Europe may want to treat their Member State fishermen fairly, but what about countries outside their jurisdiction?
In October 2014, the European Commission banned fish imports from Sri Lanka for illegal fishing and issued them with a ‘red card’ – a label used to highlight the worst offending countries. The reasons behind the ban were stated as “shortcomings in the implementation of control measures, a lack of deterrent sanctions for the high seas fleet, as well as lacking compliance with international and regional fisheries rules”. It is all well and good to highlight countries that are a threat to sustainable fishing, but Europe could arguable be just as guilty.
“Europe should get a red card themselves for a lot of dodgy operations on the West African Coast. One of the problems with overfishing in our own waters is that we have exported a lot of it to other countries,” says Professor Roberts.
“We cut deals with these countries and we pay them to allow our vessels to fish their stocks. There is very little oversight or good management.There is very strong evidence that we are depleting those fisheries now.”
Illegal fishing is a worldwide problem, but fishing access agreements can be just as damaging and should be put under as much scrutiny too. If we hope to achieve a degree of sustainable fishing, a system needs to be in place that sets fair limits and does not exploit other countries. It should also be supported by systems that work with the oceans and not against them.
Protect and Farm
By fully protecting some of the sea and eliminating exploitation from marine protected areas, fish stocks can rebuild their numbers and could replenish fisheries through their movement. Combine that with a sensible quota and the makings of a sustainable fishing market begin to take shape.
At the World Parks Congress last November, the President of Gabon announced that 23% of their marine waters were to be protected; while an agreement between the United States and the island nation of Kiribati was made to protect an area of the Pacific Ocean covering 490,000 square miles.
Reforms to the European Common Fisheries Policy came into force on 1 January 2015. The progressive elimination of wasteful discarding was addressed better, but other aspects that could prove pivotal to implementing sustainable fisheries were left out.
“A requirement to establish marine protected areas was not integrated in the fisheries report, but on the other hand there was a clause that said states are encouraged to create fish stock conservation areas which are essentially marine protected areas,” says Professor Roberts.
Another approach to make our fisheries more sustainable is aquaculture or fish farming.
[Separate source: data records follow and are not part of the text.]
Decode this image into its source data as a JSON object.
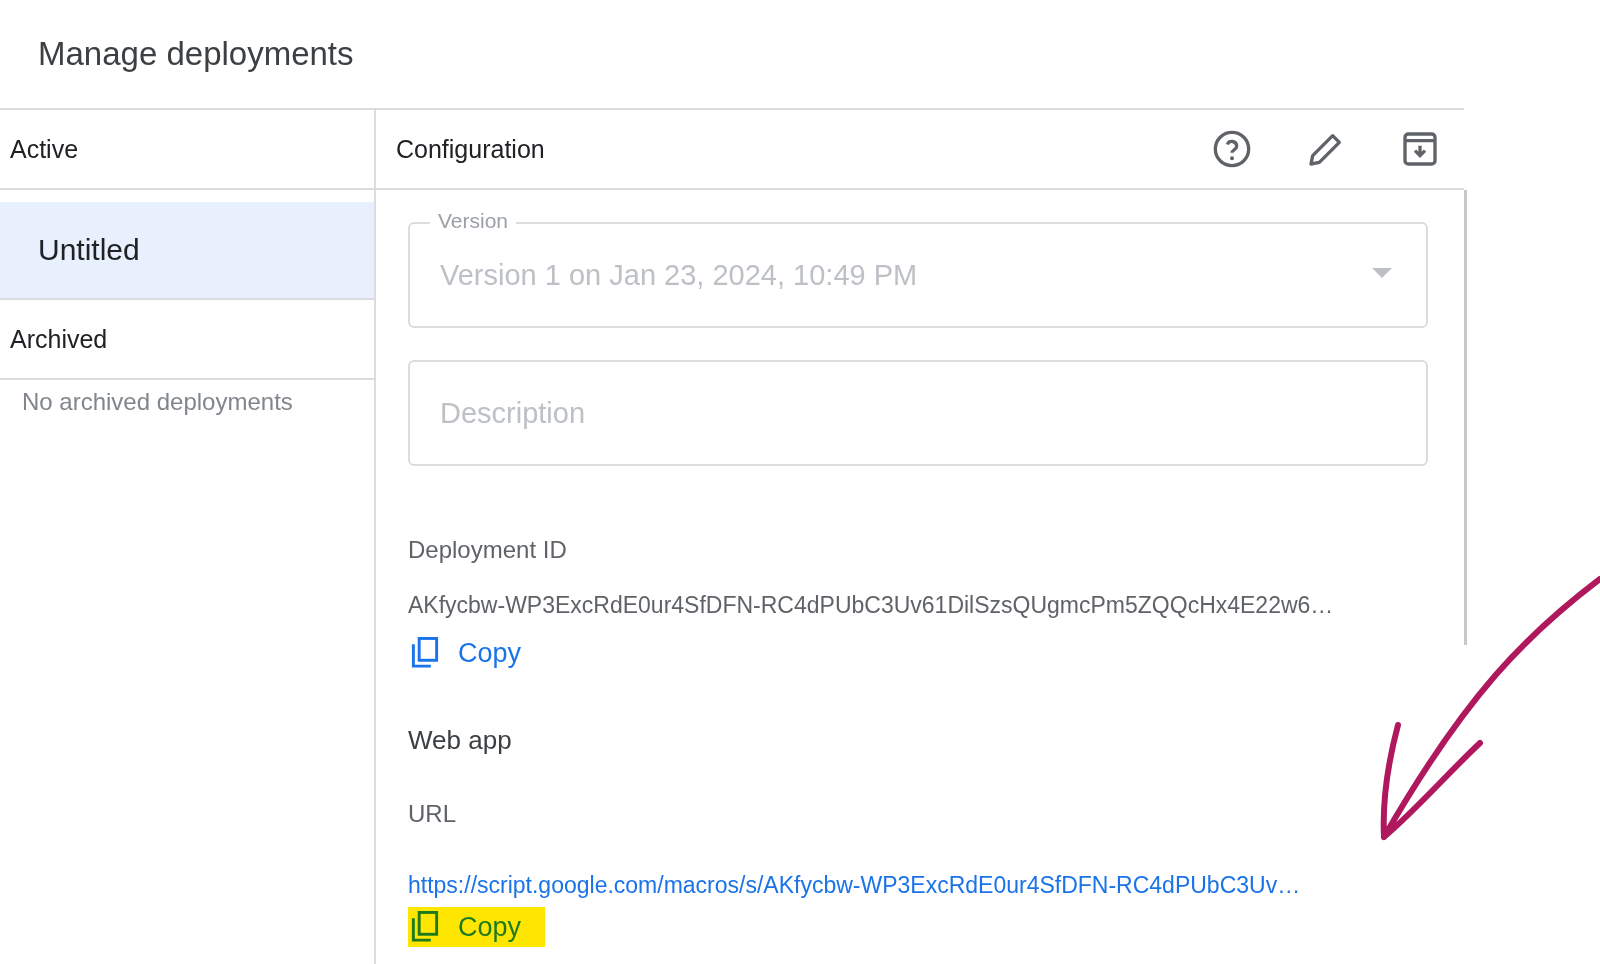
{
  "dialog": {
    "title": "Manage deployments"
  },
  "sidebar": {
    "sections": [
      {
        "heading": "Active",
        "items": [
          {
            "label": "Untitled",
            "selected": true
          }
        ]
      },
      {
        "heading": "Archived",
        "empty_text": "No archived deployments"
      }
    ]
  },
  "panel": {
    "heading": "Configuration",
    "actions": [
      {
        "kind": "help"
      },
      {
        "kind": "edit"
      },
      {
        "kind": "archive"
      }
    ],
    "version": {
      "label": "Version",
      "value": "Version 1 on Jan 23, 2024, 10:49 PM",
      "disabled": true
    },
    "description": {
      "placeholder": "Description"
    },
    "deployment_id": {
      "label": "Deployment ID",
      "value": "AKfycbw-WP3ExcRdE0ur4SfDFN-RC4dPUbC3Uv61DilSzsQUgmcPm5ZQQcHx4E22w6…",
      "copy": {
        "label": "Copy",
        "highlighted": false
      }
    },
    "web_app": {
      "heading": "Web app",
      "url_label": "URL",
      "url": "https://script.google.com/macros/s/AKfycbw-WP3ExcRdE0ur4SfDFN-RC4dPUbC3Uv…",
      "copy": {
        "label": "Copy",
        "highlighted": true
      }
    }
  }
}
According to the FAO, global aquaculture production attained another all-time high of 90.4 million tons in 2012 and was worth an estimated $144.4 billion.
Fish farms can secure our supply, but they may be more of a burden to our oceans than a boost. Large quantities of wild fish are being caught to feed aquaculture like salmon. It takes approximately 2.5kg of wild fish to grow one kilo of farmed salmon.
On the other end, there is good aquaculture that sustains itself like muscle farms, they filter feed in the water and they do not require supplemental feeding and contribute to good water quality. But there can be bad muscle farming too. In Ireland, for example, they use huge mesh nets to catch wild muscles for farms.
Whether it is trawling or aquaculture, the vast and complex world of fishing has both positives and negatives. The path to establishing sustainable fisheries will be one that simultaneously promotes environmental recovery and supports a productive industry. The livelihoods of 12% of the world’s population depend on this sector so it is in our interest to make it a more self-sustaining and efficient system. After all, fishing less does not have to mean catching less – it may just be that we can actually catch more.
Writer: Steve Gillman, Revolve’s Editorial Team
This article featured in Issue #15 (Spring 2015) of Revolve Magazine on pages 28-34.